Learning Goal #5
Students will be able to construct complex web pages and understand the purpose of every HTML element, attribute, and value that was written into their code.
PART 1: DeadlinesRead More
Below are your deadlines for Learning Goal #5: Mastering the Foundations of HTML. If you complete approximately 1.5 lessons per week, you should be able to keep up with the deadlines.
- January 11, 2019:
Getting Started – Lesson 5.0
- February 1, 2019:
5 Lessons Complete (5.1 through 5.5)
- February 4, 2019:
Quarter Quiz #1 (Questions from 5.1 through 5.5 Only)
- March 1, 2019:
6 Lessons Complete (5.6 through 5.11)
- March 4, 2019:
Quarter Quiz #2 (Questions from 5.1 through 5.11)
- March 4 to March 13, 2019:
Learning Goal Project (Grading on March 13)
REMINDER: In order to earn an A for each lesson, you need to complete each assignment within the lessons. At the end of each lesson, you will take a short quiz on eCampus and confirm that you have done all the assignments. If you only do some of the assignments, you can still do okay, but it is in your best interest to complete them all. Your grade depends on how much you get done within the time you are given.
PART 2: OverviewRead More
Web Design I was a crash course in HTML and CSS. You picked up a few skills here and there, but we moved so fast that you never had a chance to become really good at it. This lesson will give you some time to review the basic foundations of HTML and even relearn a few of the keywords that you might have forgotten or completely ignored from the first class.
Below are some helpful tips and resources that you can use during and after this lesson is over.
Important Points to Remember
- The Internet is a massive network of computers that are all connected to each other.
- Some of these connected computers are called “servers” because they contain documents (.html, .css, .js, etc) related to a specific website or websites.
- The World Wide Web (www) is the way we access these web pages on the Internet.
- The only way to connect to the World Wide Web is through a browser like Firefox, Chrome, Internet Explorer, Safari, etc.
- A browser can only read pages if they are coded with tags (< >) consisting of elements (head, body, etc) and attributes (width, height, etc).
- These codes, often called “source codes,” begin with a DOCTYPE, an html tag, a head tag, and a body tag.
- Elements you write into the head (such as title, style, etc) are only about something in the body of the page.
- Elements you write into the body (such as h1, p, hr, etc) are the content that will show up on the actual page when it is viewed in the browser.
- Attributes are used to give more information about an element, such as width, height, src, and href.
PART 3: AssignmentsRead More
Assignment #1 (1 Point): SoloLearn Lessons
Log into your SoloLearn account and find the Course called HTML Fundamentals.
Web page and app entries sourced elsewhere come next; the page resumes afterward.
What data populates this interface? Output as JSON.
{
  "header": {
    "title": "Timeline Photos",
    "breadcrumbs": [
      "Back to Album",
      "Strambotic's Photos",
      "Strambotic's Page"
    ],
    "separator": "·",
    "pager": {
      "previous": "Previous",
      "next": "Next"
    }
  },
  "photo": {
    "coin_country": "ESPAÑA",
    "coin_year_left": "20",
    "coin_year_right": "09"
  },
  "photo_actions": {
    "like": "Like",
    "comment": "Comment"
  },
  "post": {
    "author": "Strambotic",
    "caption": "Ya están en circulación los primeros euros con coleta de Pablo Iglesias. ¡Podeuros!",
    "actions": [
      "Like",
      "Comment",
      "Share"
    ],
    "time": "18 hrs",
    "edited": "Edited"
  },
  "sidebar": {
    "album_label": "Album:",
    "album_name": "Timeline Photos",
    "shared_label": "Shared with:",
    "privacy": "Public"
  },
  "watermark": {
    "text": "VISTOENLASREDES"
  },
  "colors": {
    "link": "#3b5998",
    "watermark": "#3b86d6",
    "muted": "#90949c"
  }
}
Inside of this course, watch/read the following lessons (you may need your headphones). When you finish, be sure to make note of how many SoloLearn points you earned. Points are based on how many questions you answer correctly after each slide segment.
- What is HTML?
- Basic HTML Document Structure
- Creating Your First HTML Page
- Creating a Blog
- Module 1 Quiz
- Text Formatting
- Headings, Lines, Comments
- Blog Project: About Me
Assignment #2 (1 Point): Design Project
Open a new document with Notepad or Notepad++ and save it as “5-1_simplepoetry.html” in your WD2 Folder. Without using any color or images, create a VERY simple webpage with 10 lines that rhyme. Your rhyme doesn’t have to make sense, but each line must be written with a different formatting element (like big, em, sup, h1, etc) that you saw in SoloLearn lessons 6-7. It is expected that your webpage have a head, a body, and a title. Here is an example of what it might look like.
Assignment #3 (1 Point): Discussion Topic
If so many people can build nice looking web pages with simple WYSIWYG programs like Weebly, Wix, and WordPress (WYSIWYG means “What You See Is What You Get”), it almost seems like learning HTML is pointless. But you are still learning and practicing HTML. Why? Why not just use those drag and drop programs to build a website? Take some time to think about this one, then go to the eCampus Discussion Board, find the appropriate Discussion Topic for the lesson, and write a 100-word post explaining the value of knowing and understanding HTML for a web designer.
One of the ways you can earn the point for this assignment is to respond to someone else’s post. But you still have to write 100 total words. That means, for example, that you could respond to two different people with 50 words each. More is always better, but you can simply write your own post if you find that easier.
Also, if you’re struggling to come up with an answer, below are two articles that might help get you started:
Assignment #4 (1 Point): Review and Quiz
Look over the 5.1 Quarter Quiz Prep/Review. Read over the vocabulary terms. Look over the questions. Make sure you know how to answer each question. Then go to eCampus, find the quiz for Lesson 5.1, and take it. This is a way for you to show the teacher that you have finished this lesson.
If you have finished the assignments in this lesson, you will need a new password so that you can enter Lesson 5.2. Feel free to ask the teacher and don’t be afraid to raise your hand or go up to ask. If you are actually finished with a lesson, you will get an answer.